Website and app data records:
------------------------------------------------------------------------
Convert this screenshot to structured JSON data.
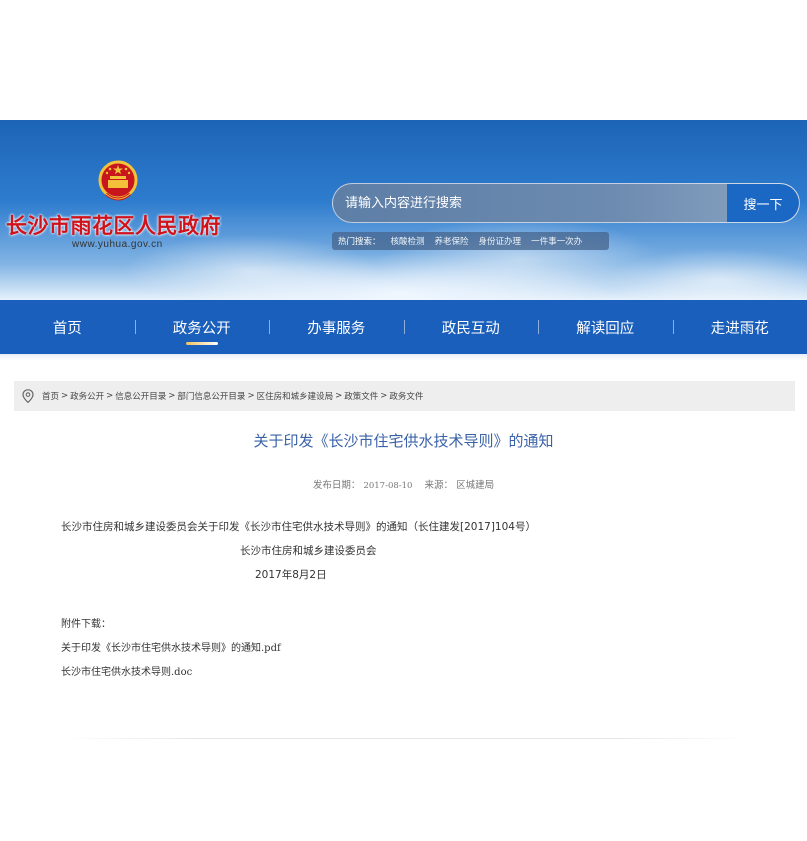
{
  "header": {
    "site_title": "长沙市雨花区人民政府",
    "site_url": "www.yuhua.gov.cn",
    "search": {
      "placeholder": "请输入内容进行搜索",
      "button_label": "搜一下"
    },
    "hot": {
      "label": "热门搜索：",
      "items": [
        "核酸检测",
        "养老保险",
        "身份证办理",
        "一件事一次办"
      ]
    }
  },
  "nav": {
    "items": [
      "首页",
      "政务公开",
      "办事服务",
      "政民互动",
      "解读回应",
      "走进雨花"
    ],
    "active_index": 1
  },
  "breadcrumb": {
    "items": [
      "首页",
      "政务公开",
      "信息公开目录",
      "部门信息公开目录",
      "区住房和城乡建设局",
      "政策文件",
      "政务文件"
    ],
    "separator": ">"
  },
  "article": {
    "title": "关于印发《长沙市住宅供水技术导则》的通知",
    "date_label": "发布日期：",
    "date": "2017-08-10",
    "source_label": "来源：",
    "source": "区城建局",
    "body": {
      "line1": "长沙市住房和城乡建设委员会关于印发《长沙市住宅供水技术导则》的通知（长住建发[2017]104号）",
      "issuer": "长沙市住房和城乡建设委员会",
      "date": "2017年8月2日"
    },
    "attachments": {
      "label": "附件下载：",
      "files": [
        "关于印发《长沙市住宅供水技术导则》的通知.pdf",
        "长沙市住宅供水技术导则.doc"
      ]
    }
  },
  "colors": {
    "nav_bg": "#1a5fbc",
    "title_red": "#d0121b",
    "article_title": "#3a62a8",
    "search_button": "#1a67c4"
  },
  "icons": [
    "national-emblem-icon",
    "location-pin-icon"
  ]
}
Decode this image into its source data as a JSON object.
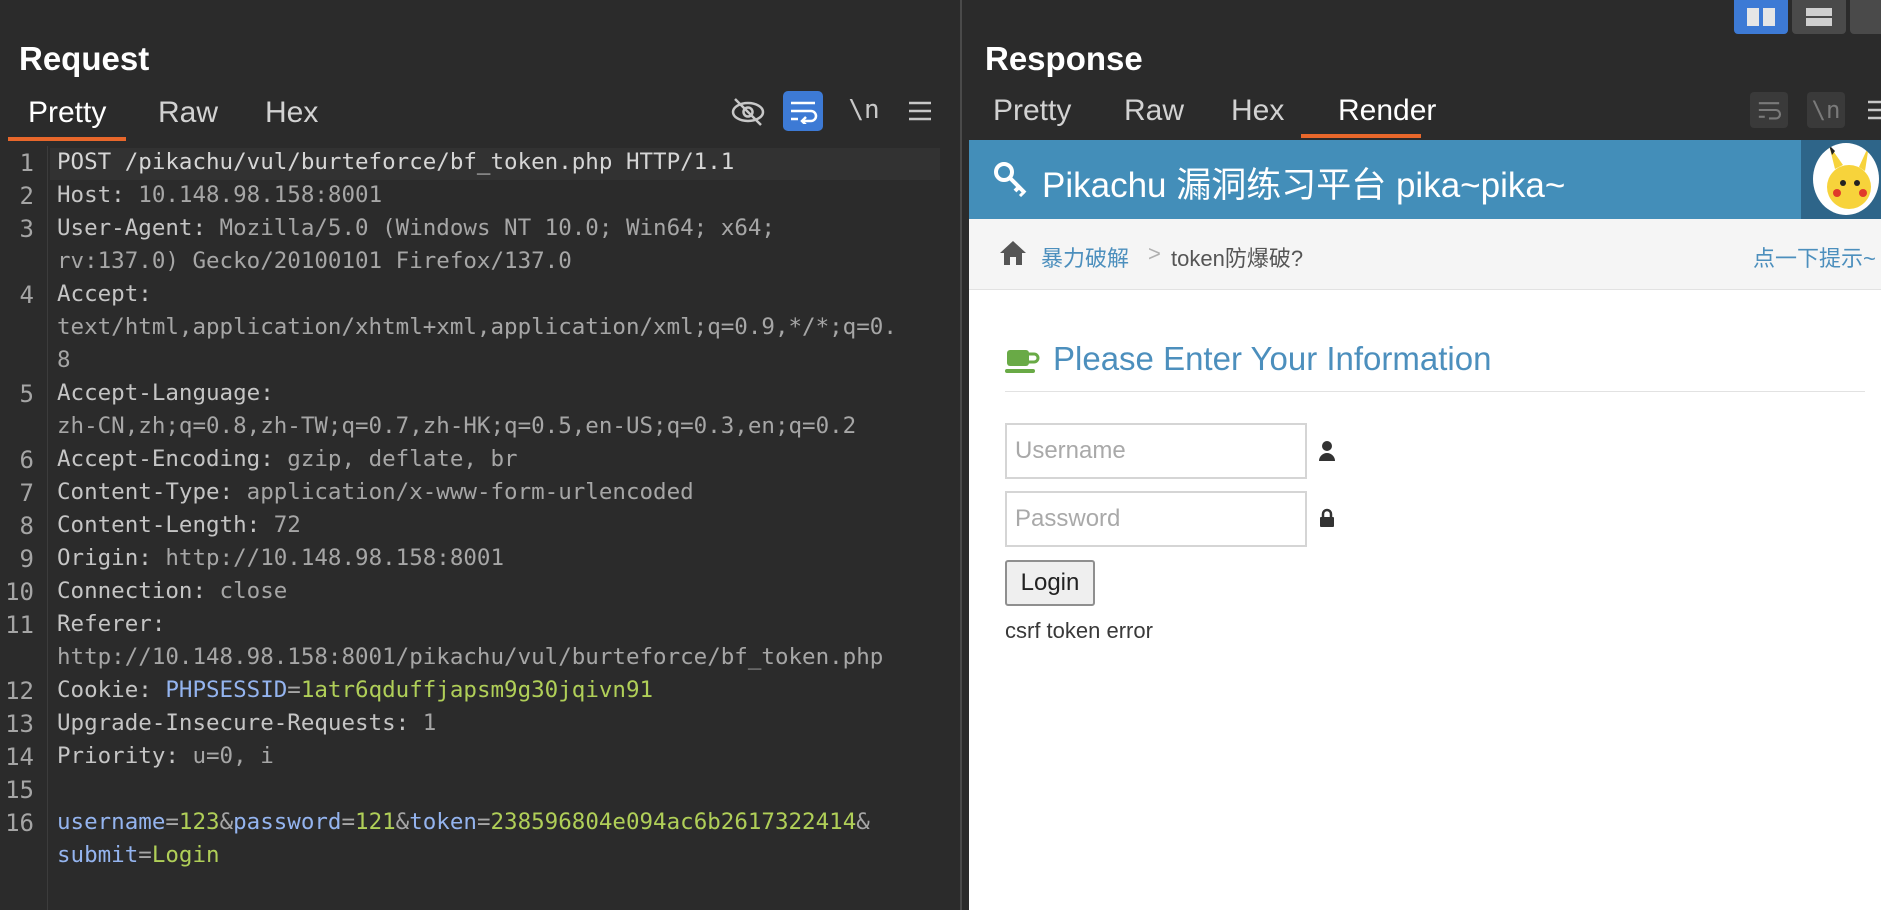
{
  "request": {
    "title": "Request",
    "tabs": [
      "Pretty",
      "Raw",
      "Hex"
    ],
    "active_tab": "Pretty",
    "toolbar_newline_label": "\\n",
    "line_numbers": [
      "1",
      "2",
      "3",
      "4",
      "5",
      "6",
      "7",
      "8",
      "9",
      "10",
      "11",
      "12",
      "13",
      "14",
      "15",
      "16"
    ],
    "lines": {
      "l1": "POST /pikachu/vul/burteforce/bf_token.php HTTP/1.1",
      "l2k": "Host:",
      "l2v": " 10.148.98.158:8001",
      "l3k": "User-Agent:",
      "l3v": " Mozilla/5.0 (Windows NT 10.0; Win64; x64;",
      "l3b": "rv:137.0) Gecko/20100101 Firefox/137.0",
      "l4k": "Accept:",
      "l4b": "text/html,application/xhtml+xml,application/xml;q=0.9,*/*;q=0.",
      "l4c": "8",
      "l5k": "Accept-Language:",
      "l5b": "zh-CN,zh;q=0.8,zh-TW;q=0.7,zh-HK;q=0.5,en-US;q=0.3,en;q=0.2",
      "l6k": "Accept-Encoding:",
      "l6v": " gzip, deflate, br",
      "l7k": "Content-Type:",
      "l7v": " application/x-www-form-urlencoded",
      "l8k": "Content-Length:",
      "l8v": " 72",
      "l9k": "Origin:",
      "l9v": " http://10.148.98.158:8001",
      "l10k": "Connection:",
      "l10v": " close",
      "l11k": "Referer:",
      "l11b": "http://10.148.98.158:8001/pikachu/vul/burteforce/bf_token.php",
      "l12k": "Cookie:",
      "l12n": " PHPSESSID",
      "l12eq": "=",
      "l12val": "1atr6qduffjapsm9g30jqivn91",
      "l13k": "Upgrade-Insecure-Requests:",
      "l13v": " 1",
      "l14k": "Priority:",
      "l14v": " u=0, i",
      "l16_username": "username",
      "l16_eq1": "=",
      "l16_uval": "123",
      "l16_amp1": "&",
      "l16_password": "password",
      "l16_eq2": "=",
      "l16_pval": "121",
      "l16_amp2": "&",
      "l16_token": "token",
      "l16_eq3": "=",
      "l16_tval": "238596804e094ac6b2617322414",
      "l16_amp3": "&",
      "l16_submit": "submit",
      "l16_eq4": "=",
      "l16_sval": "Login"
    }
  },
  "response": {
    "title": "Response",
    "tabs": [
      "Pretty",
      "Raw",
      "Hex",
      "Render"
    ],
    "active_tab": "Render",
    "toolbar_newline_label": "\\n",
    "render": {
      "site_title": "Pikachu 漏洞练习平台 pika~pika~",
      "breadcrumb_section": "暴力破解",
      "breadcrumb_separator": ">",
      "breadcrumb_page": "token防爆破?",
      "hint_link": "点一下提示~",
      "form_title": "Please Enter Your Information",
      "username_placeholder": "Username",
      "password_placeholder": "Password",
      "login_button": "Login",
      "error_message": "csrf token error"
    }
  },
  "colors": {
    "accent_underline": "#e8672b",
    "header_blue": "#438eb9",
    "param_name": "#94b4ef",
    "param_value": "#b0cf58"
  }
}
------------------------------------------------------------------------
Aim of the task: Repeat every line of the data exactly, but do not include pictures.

Task answer:
Convert this screenshot to structured JSON data.
{
  "header": {
    "site_title": "长沙市雨花区人民政府",
    "site_url": "www.yuhua.gov.cn",
    "search": {
      "placeholder": "请输入内容进行搜索",
      "button_label": "搜一下"
    },
    "hot": {
      "label": "热门搜索：",
      "items": [
        "核酸检测",
        "养老保险",
        "身份证办理",
        "一件事一次办"
      ]
    }
  },
  "nav": {
    "items": [
      "首页",
      "政务公开",
      "办事服务",
      "政民互动",
      "解读回应",
      "走进雨花"
    ],
    "active_index": 1
  },
  "breadcrumb": {
    "items": [
      "首页",
      "政务公开",
      "信息公开目录",
      "部门信息公开目录",
      "区住房和城乡建设局",
      "政策文件",
      "政务文件"
    ],
    "separator": ">"
  },
  "article": {
    "title": "关于印发《长沙市住宅供水技术导则》的通知",
    "date_label": "发布日期：",
    "date": "2017-08-10",
    "source_label": "来源：",
    "source": "区城建局",
    "body": {
      "line1": "长沙市住房和城乡建设委员会关于印发《长沙市住宅供水技术导则》的通知（长住建发[2017]104号）",
      "issuer": "长沙市住房和城乡建设委员会",
      "date": "2017年8月2日"
    },
    "attachments": {
      "label": "附件下载：",
      "files": [
        "关于印发《长沙市住宅供水技术导则》的通知.pdf",
        "长沙市住宅供水技术导则.doc"
      ]
    }
  },
  "colors": {
    "nav_bg": "#1a5fbc",
    "title_red": "#d0121b",
    "article_title": "#3a62a8",
    "search_button": "#1a67c4"
  },
  "icons": [
    "national-emblem-icon",
    "location-pin-icon"
  ]
}
Decode this image into its source data as a JSON object.
{
  "request": {
    "title": "Request",
    "tabs": [
      "Pretty",
      "Raw",
      "Hex"
    ],
    "active_tab": "Pretty",
    "toolbar_newline_label": "\\n",
    "line_numbers": [
      "1",
      "2",
      "3",
      "4",
      "5",
      "6",
      "7",
      "8",
      "9",
      "10",
      "11",
      "12",
      "13",
      "14",
      "15",
      "16"
    ],
    "lines": {
      "l1": "POST /pikachu/vul/burteforce/bf_token.php HTTP/1.1",
      "l2k": "Host:",
      "l2v": " 10.148.98.158:8001",
      "l3k": "User-Agent:",
      "l3v": " Mozilla/5.0 (Windows NT 10.0; Win64; x64;",
      "l3b": "rv:137.0) Gecko/20100101 Firefox/137.0",
      "l4k": "Accept:",
      "l4b": "text/html,application/xhtml+xml,application/xml;q=0.9,*/*;q=0.",
      "l4c": "8",
      "l5k": "Accept-Language:",
      "l5b": "zh-CN,zh;q=0.8,zh-TW;q=0.7,zh-HK;q=0.5,en-US;q=0.3,en;q=0.2",
      "l6k": "Accept-Encoding:",
      "l6v": " gzip, deflate, br",
      "l7k": "Content-Type:",
      "l7v": " application/x-www-form-urlencoded",
      "l8k": "Content-Length:",
      "l8v": " 72",
      "l9k": "Origin:",
      "l9v": " http://10.148.98.158:8001",
      "l10k": "Connection:",
      "l10v": " close",
      "l11k": "Referer:",
      "l11b": "http://10.148.98.158:8001/pikachu/vul/burteforce/bf_token.php",
      "l12k": "Cookie:",
      "l12n": " PHPSESSID",
      "l12eq": "=",
      "l12val": "1atr6qduffjapsm9g30jqivn91",
      "l13k": "Upgrade-Insecure-Requests:",
      "l13v": " 1",
      "l14k": "Priority:",
      "l14v": " u=0, i",
      "l16_username": "username",
      "l16_eq1": "=",
      "l16_uval": "123",
      "l16_amp1": "&",
      "l16_password": "password",
      "l16_eq2": "=",
      "l16_pval": "121",
      "l16_amp2": "&",
      "l16_token": "token",
      "l16_eq3": "=",
      "l16_tval": "238596804e094ac6b2617322414",
      "l16_amp3": "&",
      "l16_submit": "submit",
      "l16_eq4": "=",
      "l16_sval": "Login"
    }
  },
  "response": {
    "title": "Response",
    "tabs": [
      "Pretty",
      "Raw",
      "Hex",
      "Render"
    ],
    "active_tab": "Render",
    "toolbar_newline_label": "\\n",
    "render": {
      "site_title": "Pikachu 漏洞练习平台 pika~pika~",
      "breadcrumb_section": "暴力破解",
      "breadcrumb_separator": ">",
      "breadcrumb_page": "token防爆破?",
      "hint_link": "点一下提示~",
      "form_title": "Please Enter Your Information",
      "username_placeholder": "Username",
      "password_placeholder": "Password",
      "login_button": "Login",
      "error_message": "csrf token error"
    }
  },
  "colors": {
    "accent_underline": "#e8672b",
    "header_blue": "#438eb9",
    "param_name": "#94b4ef",
    "param_value": "#b0cf58"
  }
}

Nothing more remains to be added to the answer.